» Task goal
Copy all the lines of the listing below exactly. Skip the images.
The input START
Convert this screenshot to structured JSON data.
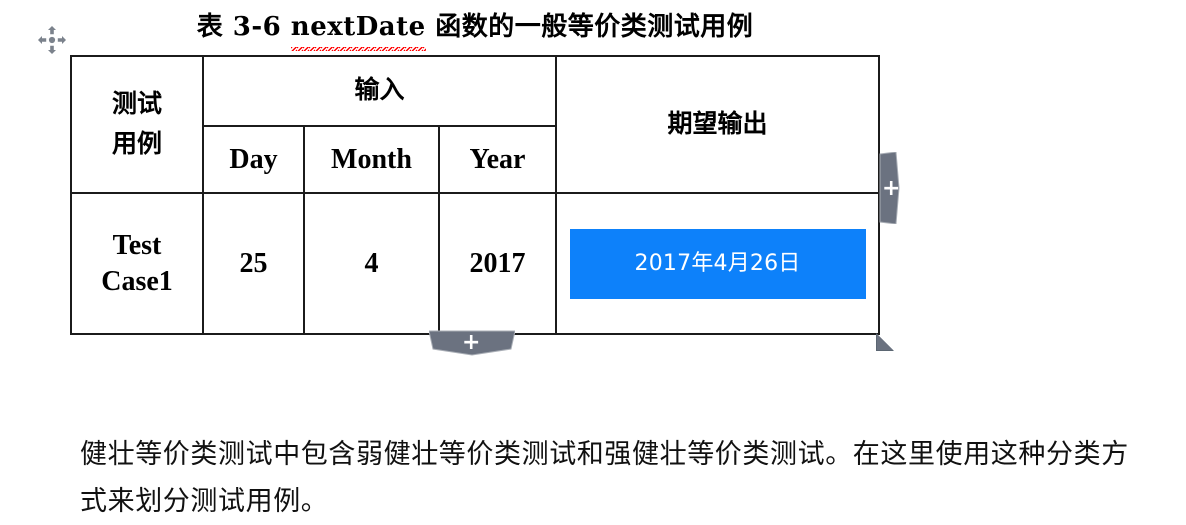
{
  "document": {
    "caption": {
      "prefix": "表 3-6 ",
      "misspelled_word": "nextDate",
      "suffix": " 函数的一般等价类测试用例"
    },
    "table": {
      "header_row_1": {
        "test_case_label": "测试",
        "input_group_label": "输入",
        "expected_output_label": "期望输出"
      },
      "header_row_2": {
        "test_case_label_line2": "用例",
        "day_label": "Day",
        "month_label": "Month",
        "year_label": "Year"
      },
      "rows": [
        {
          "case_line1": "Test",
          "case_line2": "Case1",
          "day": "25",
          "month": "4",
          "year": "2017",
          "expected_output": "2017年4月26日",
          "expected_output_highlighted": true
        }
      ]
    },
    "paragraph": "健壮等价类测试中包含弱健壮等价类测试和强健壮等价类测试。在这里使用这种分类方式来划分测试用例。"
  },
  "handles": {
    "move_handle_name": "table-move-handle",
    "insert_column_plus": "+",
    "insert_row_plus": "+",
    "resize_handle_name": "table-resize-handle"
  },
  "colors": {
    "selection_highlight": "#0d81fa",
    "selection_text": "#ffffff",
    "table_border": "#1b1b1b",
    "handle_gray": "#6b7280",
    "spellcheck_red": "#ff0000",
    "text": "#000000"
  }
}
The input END
» Output for this task
Convert this screenshot to structured JSON data.
{
  "document": {
    "caption": {
      "prefix": "表 3-6 ",
      "misspelled_word": "nextDate",
      "suffix": " 函数的一般等价类测试用例"
    },
    "table": {
      "header_row_1": {
        "test_case_label": "测试",
        "input_group_label": "输入",
        "expected_output_label": "期望输出"
      },
      "header_row_2": {
        "test_case_label_line2": "用例",
        "day_label": "Day",
        "month_label": "Month",
        "year_label": "Year"
      },
      "rows": [
        {
          "case_line1": "Test",
          "case_line2": "Case1",
          "day": "25",
          "month": "4",
          "year": "2017",
          "expected_output": "2017年4月26日",
          "expected_output_highlighted": true
        }
      ]
    },
    "paragraph": "健壮等价类测试中包含弱健壮等价类测试和强健壮等价类测试。在这里使用这种分类方式来划分测试用例。"
  },
  "handles": {
    "move_handle_name": "table-move-handle",
    "insert_column_plus": "+",
    "insert_row_plus": "+",
    "resize_handle_name": "table-resize-handle"
  },
  "colors": {
    "selection_highlight": "#0d81fa",
    "selection_text": "#ffffff",
    "table_border": "#1b1b1b",
    "handle_gray": "#6b7280",
    "spellcheck_red": "#ff0000",
    "text": "#000000"
  }
}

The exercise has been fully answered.